Reuven Abergel, now 68, has spent his life protesting.
In 1971, he was on the streets with fists raised as one of the key leaders of the Black Panther movement from the Jerusalem neighborhood of Musrara, and he hasn’t stopped fighting since.
:‘Disgruntled Ethiopians could be next Black Panthers’Meretz MK seeks to make ‘social justice’ the law
Almost exactly forty years later, on this past Sunday morning, he was arrested again along with nine other demonstrators at a protest demanding more public housing in front of the government-owned Amidar public housing company.
After his release on Sunday, Abergel talked with The Jerusalem Post
about the summers of protest in 1971 and 2011.
In 1971, the sometimes-violent Black Panther demonstrations were a
jolting wake-up call about the disparities between Ashkenazi and Mizrahi
Jewry, and the widespread discrimination from authorities. But 40 years
later, comparing this summer’s protests to the Black Panther uprising
makes Abergel uncomfortable.

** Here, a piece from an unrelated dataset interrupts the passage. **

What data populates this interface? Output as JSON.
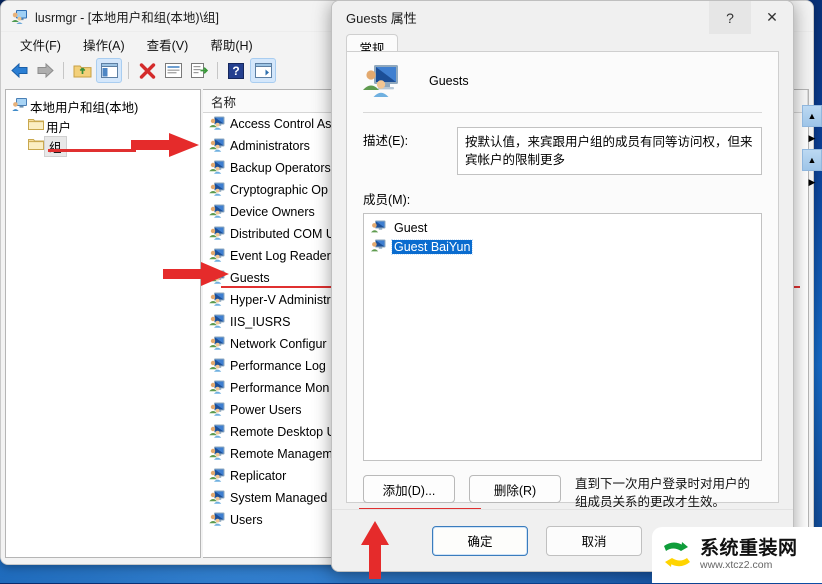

“This is a new generation, you can’t compare between then and now,”
Abergel said of those who try to draw parallels between the Black
Panther uprising and the summer of social protests.
“This is the generation of Internet and Facebook. These are things that
didn’t exist for Panthers, ways that allow you to transfer information
easily and quickly,” he explained.
Still, he praised the current protests for their longevity.
“Even if they don’t do anything [political], they’ll be doing
something,” he said on Sunday, noting that the most important impact of
the protests might be international rather than local.
“The media that takes their cameras down there, they are taking the
world, not just the Israelis, and they are showing them what an
incredible democracy we have. What a democracy, a democracy of singing
and dancing and artists and belly dancing and sushi.
Where else in the world do you have demonstrations like this? Certainly not in Syria, or Egypt,” he said.
But Abergel critiqued the media for just focusing their cameras on the
tents on Rothschild Boulevard rather than the small groups of tents that
have sprung up over the years from people who have been evicted from
their homes and have nowhere else to go.
“We’ve been here since before Rothschild, we’ve been here for years and
no one paid attention,” said Abergel. “But when an Ashkenazi puts out a
tent, suddenly, there’s a celebration from the heavens, that they took
responsibility for something in their lives,” he said.
“For someone living in a tent on Rothschild who’s finishing their
degree, it could take him a while to get on his feet, but because of the
connections from his family eventually he’ll be alright,” said Abergel.
He complained that no one was talking about the tents in “the country’s
backyard,” small tents set up in the same neighborhoods where people are
evicted from their homes after they can’t pay the rent.
“We’re talking about the second and third generations of people whose salary never went above minimum wage,” he said.
In the tent city in Sacher Park, there are second generation tent
protesters – people who were adolescents when their parents were evicted
from their homes and decided to live in protest tents for months in a
major housing protest in 1994 to demand more public housing. More than
fifteen years later, they find themselves in exactly the same situation,
making the same demands.
Still, Abergel praised the “wave that started on Rothschild,” prompting
sweeping demands for a restructuring of the distribution of wealth. He
cautioned against expecting large changes as a result of the current
“There’s not going to be a tsunami, because the government wants to take
care of these people,” in contrast to the government’s attitude to
Mizrahi Jews in the 1970s, said Abergel. “Eventually, they’ll build more
apartments for students, or they’ll cancel arnona [property tax] for a
year,” he said.
But Abergel’s fellow Black Panthers activist, founder Charlie Biton,
took a more optimistic view of the protests at the massive rally on
Saturday night that drew upwards of 200,000 people.
“Forty years have passed since the day I stepped out, instilled with
faith against the injustice surrounding me,” Biton told the rally.
“Since then, year after year, I've been waiting for a new generation to
stand up against injustice – and here it is.”